This two-volume text was commissioned by the National Association of Educational Broadcasters. In the opening paragraph, McLuhan refers to it as “Project 69,” and memorably explains its purpose as follows:
Project 69 in Understanding Media proposed to provide an approach to media and a syllabus for teaching the nature and effects of media in secondary schools. A new tactic was used, namely to consider not so much the constituents nor the “content” of media, as their effects. I therefore raise the question at once: “Why have the effects of media, whether speech, writing, photography or radio, been overlooked by social observers through the past 3500 years of the Western world?”
In the cryptic note at the top right (on p. 2), McLuhan writes to Harley Parker, with whom he later co-authored Through the Vanishing Point: Space in Poetry and Painting (1968) and Counterblast (1969). Parker also appears with McLuhan in the 28 min 1969 film Picnic in Space, directed by Bruce Bacon.

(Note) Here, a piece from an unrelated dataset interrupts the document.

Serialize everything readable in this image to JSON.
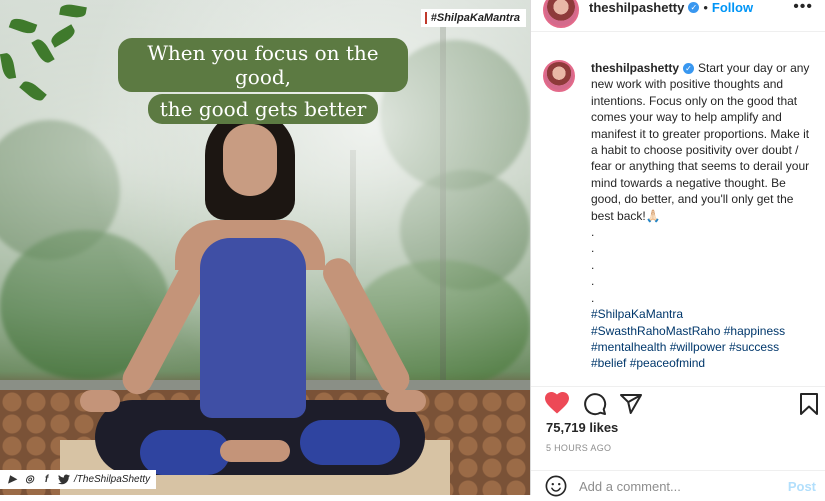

This text reflects McLuhan’s then-coalescing thought as it relates to both education and to multiple media forms; and the text serves as relatively direct and clearly-written precursor for the 1964 Understanding Media.
The full text of this report is available as a 7.5 Mb PDF file.